Book Launch: Power, Suffering, and the Struggle for Dignity

yamin-posterOn Tuesday, January 27, Policy Director Alicia Yamin launched her new book, Power, Suffering, and the Struggle for Dignity: Human Rights Frameworks for Health and Why They Matter, with a roundtable discussion at Harvard University’s Global Health Education and Learning Incubator. Discussants included Professor Deborah Maine of Columbia University; Professor Katharine Young of Boston College Law School; Gerald Neuman of Harvard Law School; and Paul Farmer, Kolokotrones University Professor of Global Health and Social Medicine at Harvard Medical School and editor-in-chief of Harvard FXB Center’s Health and Human Rights Journal.

Yamin’s book invites a diverse range of readers, including students and legal and public health practitioners, to think critically about what human rights-based approaches are and how they can be leveraged to bring about transformative social change, not only in health but across the entire spectrum of human development.

Combining empiricism and theory with personal experience, Yamin argues that health is largely determined by social relations that extend well beyond the circumstances of any particular individual, family, or community. Creating health systems that are effective, merciful, and just therefore requires comprehensive reform across a range of mechanisms that purport to facilitate access to social and economic rights.
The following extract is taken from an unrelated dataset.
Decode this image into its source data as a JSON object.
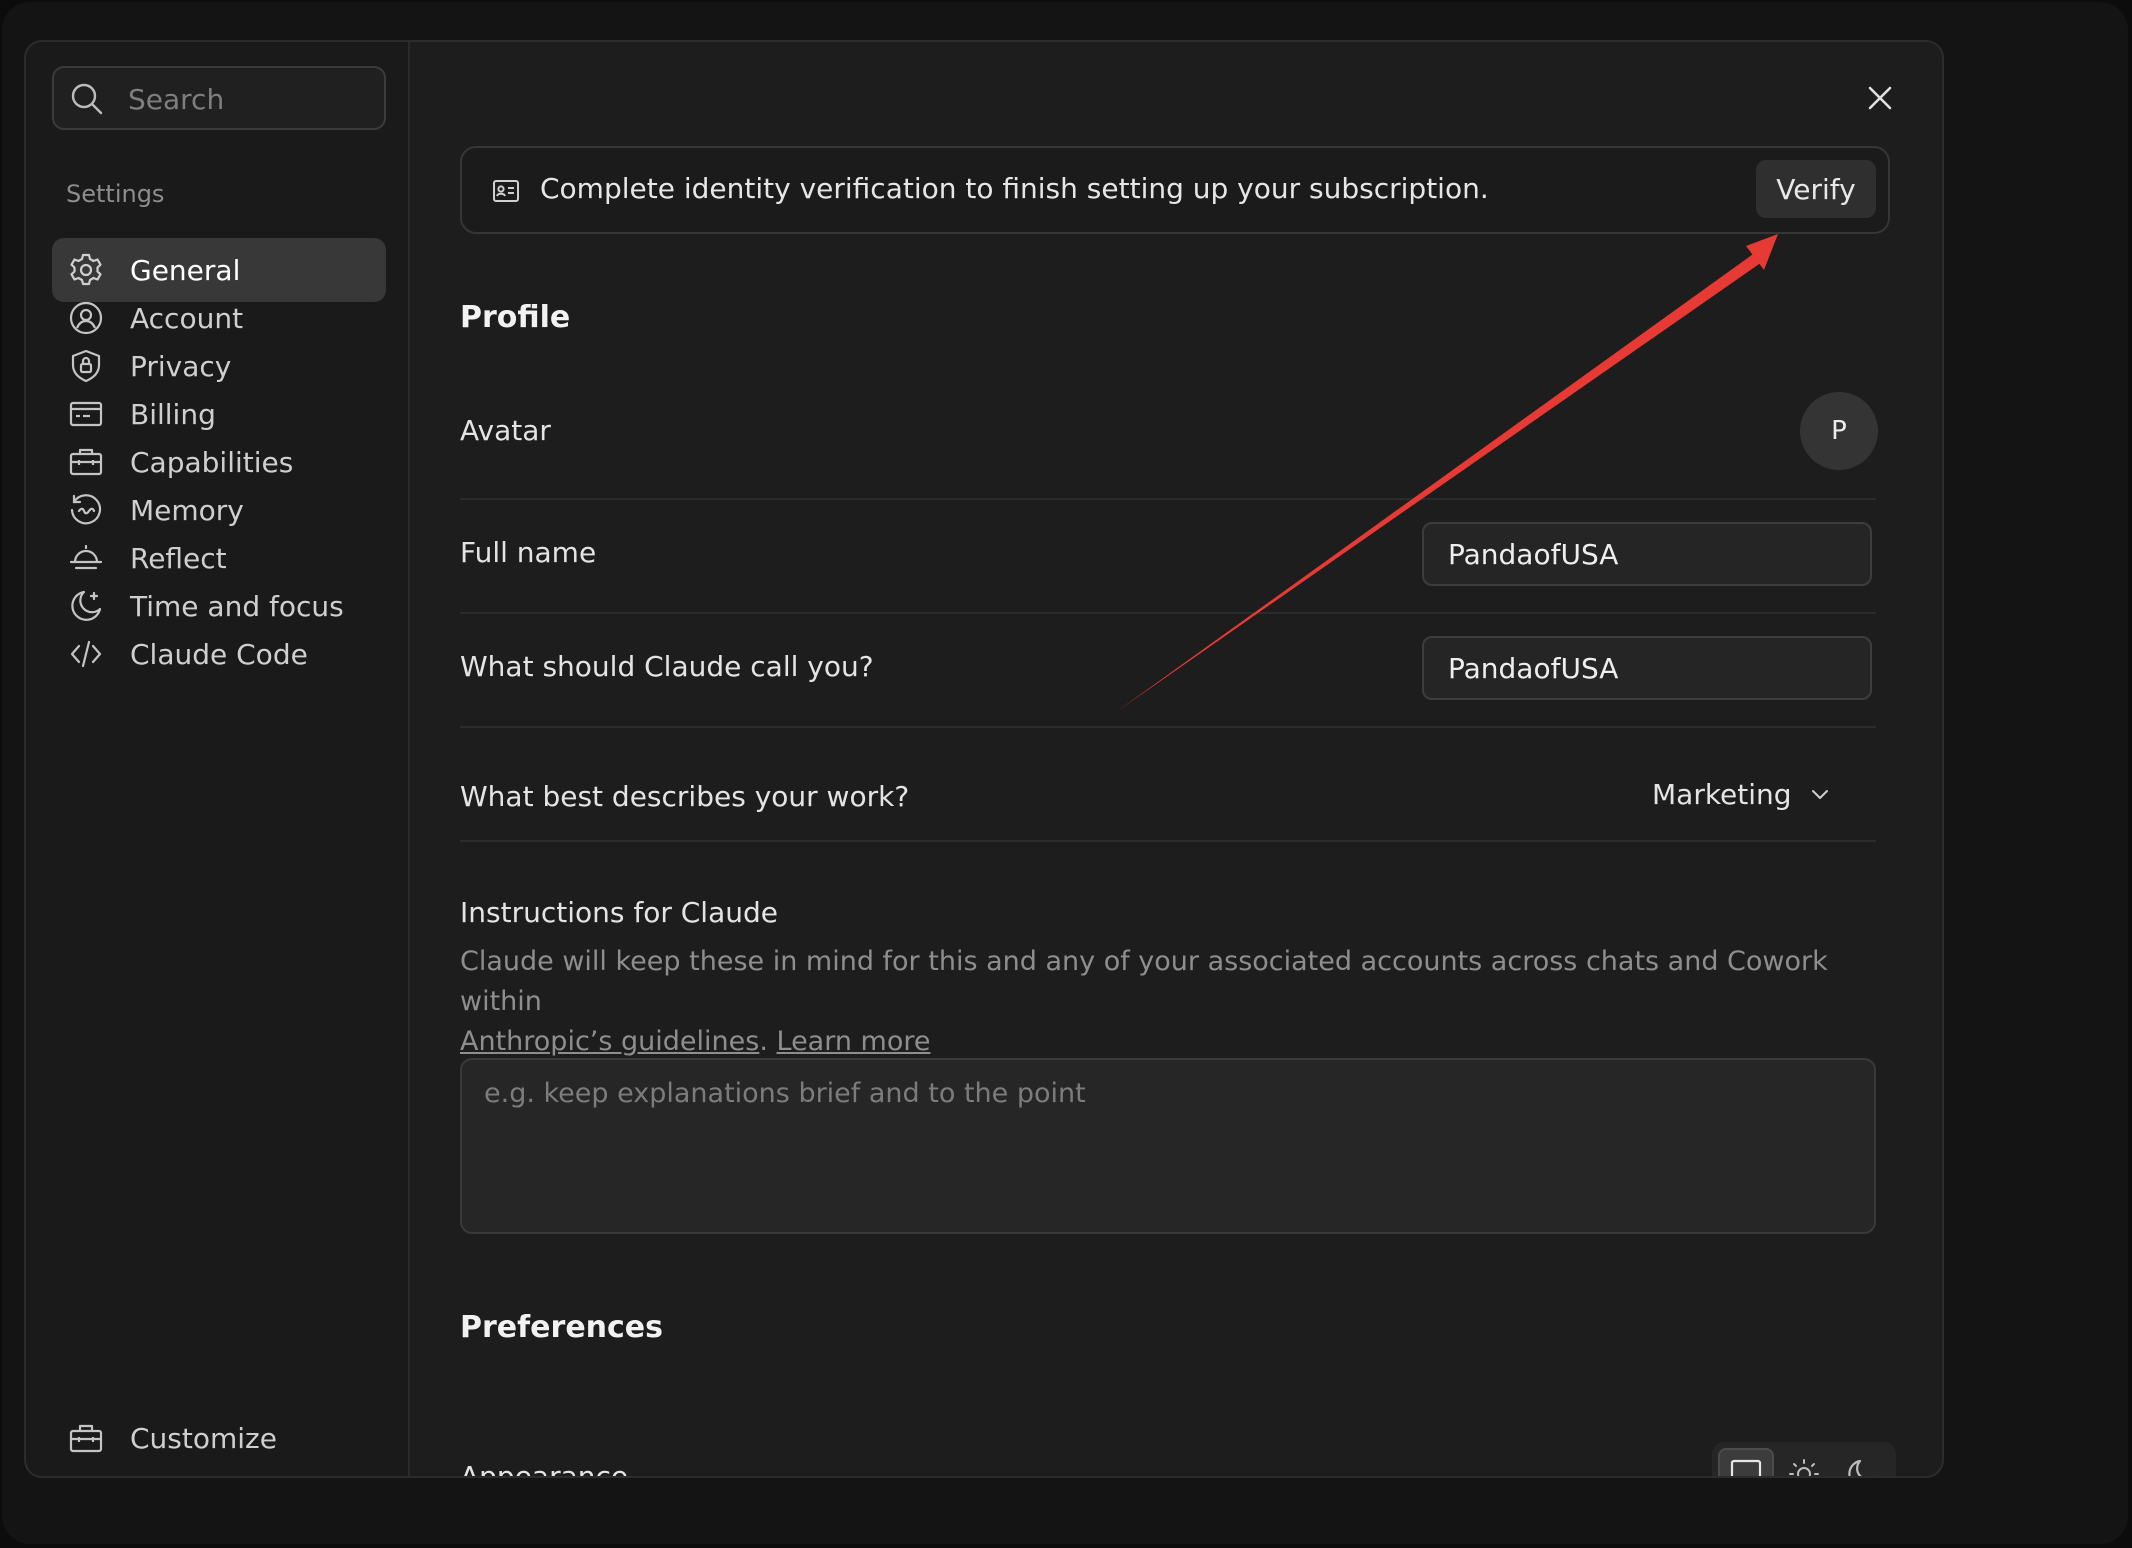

To use Paul Farmer’s phrasing, Yamin said, public health must be understood as a reflection of “pathologies of power.”

Discussants characterized the book as a rich contribution spanning the too often separate worlds of global health and international human rights law.

“It is a strong testimony to the indivisibility of health and human rights,” said Gerald Neuman, co-director of the Human Rights Program at Harvard Law School.

Citing the historical struggle to advance maternal health, Deborah Maine, professor emerita of clinical population and family health at Columbia University, called the book “an interdisciplinary book that benefits all of us.”

Farmer noted that despite grave subject matter, Yamin has written a fundamentally optimistic work with “an outraged eloquence that should never be diminished.”

The roundtable was moderated by Sue J. Goldie, Roger Irving Lee Professor of Public Health and director of the Global Health Education and Learning Incubator at Harvard University. In attendance were human rights advocates, public health practitioners, and students from various disciplines.

Tuesday’s discussion will be followed by a public launch event at The Harvard Coop on Wednesday, February, 10 at 7pm.

-by Krista Oehlke